Third horse was near the Pennsylvania border.  He was advertised as bomb proof, great trail horse, had been to reenactments and camped.  Even good with gunfire.  When I got there the woman greeted me driving a gator with a full leg cast.  Said she had fallen while feeding and broken her leg.  (Note to self...  owner with broken leg COULD be a problem.)  She drove me over to the barn to introduce me to a sturdy looking paint draft cross.... with a blue eye.  I made note of his blue eye but scolded myself that it was a silly superstition and to get over it.   (Note to self again.... trust your instincts.... this is not going to work out well.)

Because she obviously couldn't get the horse ready or ride him for me, she showed me the tack and I got to work.  He was a little difficult to bridle but nothing terrible.   I mounted up and rode him in their small indoor arena.  Walk.  Trot.  He seemed decent enough.  She suggested I ride him in their outdoor arena which was at the other end of the pasture at the bottom of a hill.  She said he was great on the trail so I decided to ride him over to the arena which to get there I had to ride him amongst his herd mates in the pasture.  He balked a little passing his friends but with a little coaxing we eventually made it to the ring.

Walk.
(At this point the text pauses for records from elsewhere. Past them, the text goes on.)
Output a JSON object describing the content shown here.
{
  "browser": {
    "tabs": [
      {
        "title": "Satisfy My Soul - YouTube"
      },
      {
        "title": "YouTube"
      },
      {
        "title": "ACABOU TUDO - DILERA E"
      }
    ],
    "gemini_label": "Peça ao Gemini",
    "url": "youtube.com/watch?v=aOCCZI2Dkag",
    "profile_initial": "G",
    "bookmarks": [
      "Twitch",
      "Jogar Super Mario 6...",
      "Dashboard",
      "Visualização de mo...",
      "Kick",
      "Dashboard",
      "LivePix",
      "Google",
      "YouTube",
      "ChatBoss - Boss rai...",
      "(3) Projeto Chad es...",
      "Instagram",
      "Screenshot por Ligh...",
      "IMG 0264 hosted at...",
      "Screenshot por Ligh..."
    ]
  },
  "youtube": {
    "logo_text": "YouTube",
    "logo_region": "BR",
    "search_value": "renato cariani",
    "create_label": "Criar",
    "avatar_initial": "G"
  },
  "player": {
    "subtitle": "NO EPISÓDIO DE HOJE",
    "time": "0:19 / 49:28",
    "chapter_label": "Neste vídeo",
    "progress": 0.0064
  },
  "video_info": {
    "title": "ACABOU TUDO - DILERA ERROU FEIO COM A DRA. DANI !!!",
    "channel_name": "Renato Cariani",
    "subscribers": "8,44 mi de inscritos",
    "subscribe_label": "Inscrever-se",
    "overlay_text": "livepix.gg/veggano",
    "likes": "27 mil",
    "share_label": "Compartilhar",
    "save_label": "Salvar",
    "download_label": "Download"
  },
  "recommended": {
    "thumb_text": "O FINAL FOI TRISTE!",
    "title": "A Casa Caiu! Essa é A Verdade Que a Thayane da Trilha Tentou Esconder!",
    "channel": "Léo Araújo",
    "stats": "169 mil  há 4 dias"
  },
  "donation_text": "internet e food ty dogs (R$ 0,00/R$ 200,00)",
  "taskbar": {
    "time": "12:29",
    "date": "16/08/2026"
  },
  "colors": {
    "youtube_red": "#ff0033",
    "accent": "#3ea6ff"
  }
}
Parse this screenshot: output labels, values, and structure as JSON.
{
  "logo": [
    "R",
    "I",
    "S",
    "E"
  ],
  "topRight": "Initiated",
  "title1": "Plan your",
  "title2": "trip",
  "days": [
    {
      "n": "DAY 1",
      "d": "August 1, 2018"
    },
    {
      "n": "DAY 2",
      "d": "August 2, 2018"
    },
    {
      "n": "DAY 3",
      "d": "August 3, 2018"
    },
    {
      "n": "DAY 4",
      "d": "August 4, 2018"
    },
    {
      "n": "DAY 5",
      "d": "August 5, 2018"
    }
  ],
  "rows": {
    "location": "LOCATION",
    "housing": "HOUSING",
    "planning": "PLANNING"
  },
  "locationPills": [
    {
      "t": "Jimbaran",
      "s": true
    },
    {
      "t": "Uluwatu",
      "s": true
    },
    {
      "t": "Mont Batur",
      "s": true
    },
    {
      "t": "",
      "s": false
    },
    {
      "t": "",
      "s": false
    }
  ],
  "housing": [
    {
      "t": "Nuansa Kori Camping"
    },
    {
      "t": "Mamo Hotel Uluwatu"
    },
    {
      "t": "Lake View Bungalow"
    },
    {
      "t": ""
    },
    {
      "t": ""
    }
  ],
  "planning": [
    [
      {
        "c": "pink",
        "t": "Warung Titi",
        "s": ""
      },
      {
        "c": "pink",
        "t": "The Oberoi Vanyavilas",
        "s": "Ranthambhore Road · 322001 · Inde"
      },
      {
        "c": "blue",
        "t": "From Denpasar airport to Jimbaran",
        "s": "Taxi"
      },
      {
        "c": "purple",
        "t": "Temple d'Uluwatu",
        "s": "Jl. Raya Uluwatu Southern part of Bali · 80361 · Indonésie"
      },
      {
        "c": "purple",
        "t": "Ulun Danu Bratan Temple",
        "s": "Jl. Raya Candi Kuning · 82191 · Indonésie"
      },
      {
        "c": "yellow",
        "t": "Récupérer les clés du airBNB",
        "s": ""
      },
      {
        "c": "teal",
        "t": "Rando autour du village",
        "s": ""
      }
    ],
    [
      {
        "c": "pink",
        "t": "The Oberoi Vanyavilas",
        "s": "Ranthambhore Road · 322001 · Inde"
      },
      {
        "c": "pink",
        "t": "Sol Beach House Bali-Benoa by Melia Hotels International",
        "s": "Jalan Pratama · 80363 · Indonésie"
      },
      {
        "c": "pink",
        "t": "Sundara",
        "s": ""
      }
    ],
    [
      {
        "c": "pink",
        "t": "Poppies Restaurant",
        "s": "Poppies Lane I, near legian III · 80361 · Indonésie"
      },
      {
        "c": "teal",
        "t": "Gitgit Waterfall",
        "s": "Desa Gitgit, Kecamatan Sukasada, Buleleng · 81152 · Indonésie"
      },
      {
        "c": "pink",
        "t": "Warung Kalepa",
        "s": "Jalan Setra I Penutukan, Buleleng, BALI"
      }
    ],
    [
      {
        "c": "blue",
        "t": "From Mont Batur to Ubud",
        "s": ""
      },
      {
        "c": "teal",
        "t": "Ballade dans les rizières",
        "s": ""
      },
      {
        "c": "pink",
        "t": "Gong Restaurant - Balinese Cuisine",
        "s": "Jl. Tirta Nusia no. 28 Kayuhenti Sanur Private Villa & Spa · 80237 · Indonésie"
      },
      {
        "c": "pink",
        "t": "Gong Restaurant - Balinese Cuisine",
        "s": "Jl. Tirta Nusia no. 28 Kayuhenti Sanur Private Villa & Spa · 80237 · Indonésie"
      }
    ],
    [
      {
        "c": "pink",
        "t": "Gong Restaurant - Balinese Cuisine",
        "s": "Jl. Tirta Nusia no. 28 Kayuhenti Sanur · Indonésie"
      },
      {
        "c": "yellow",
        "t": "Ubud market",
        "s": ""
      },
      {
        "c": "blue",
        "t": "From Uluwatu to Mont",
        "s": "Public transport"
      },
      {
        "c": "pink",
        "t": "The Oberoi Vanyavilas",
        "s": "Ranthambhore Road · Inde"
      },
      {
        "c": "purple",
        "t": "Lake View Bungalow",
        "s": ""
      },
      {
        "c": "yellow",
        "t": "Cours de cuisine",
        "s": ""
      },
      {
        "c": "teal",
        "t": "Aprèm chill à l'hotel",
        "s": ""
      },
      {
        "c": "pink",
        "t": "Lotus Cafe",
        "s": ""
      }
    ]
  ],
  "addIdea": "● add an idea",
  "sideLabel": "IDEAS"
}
Trot.  All was going well.  He seemed a little green but willing and with some cleaning up he would look fantastic.  Maybe he was the one!  I can't believe I was finally finding my new guy.

Let's try some canter.   First few strides a little unbalanced but not bad.  Hey... that's a little beyond the speed I was looking for.    .....  Wait a minute dude... that is WAY too fast.

Okay.. I could deal with this.  We will just use the wall to slow him down.   As I turn his head slightly to the outside, he decides that is NOT going to work for him and not only doesn't slow down any, starts throwing in massive bucks.   Sit the first.  Sit the second.  Woah.. out of the saddle on that one.  Oh sh**, I'm coming off.   Is that his ears I just saw going by?  I am flying!!!!!

I hit the ground hard.  Hard enough that the wind was knocked out of me and my helmet cracked.  (BTW, glad I had that helmet on.)

Of course I was stupid enough to get back on and at least show him I could walk and trot him again. Thank goodness, I wasn't dumb enough to try the canter again.

As I handed the horse back to the owner, she notified me that I had ridden him far better than anyone else that had come out to try him.   Most people hadn't even been able to get him to the ring.  Wow... that would have been good to know before I got on.  Thanks.

Later that day I found my current friend and mount - Golly -- so the day didn't turn out all that bad.  I was planning on writing about finding Golly in this post but its gotten a bit long so maybe we'll save that for another day.

The result of that fall was some major bruising and a slight concussion.   So I know its superstitious and not logical at all but I'm following my gut on this one.  That is the last blue eyed horse I will ride.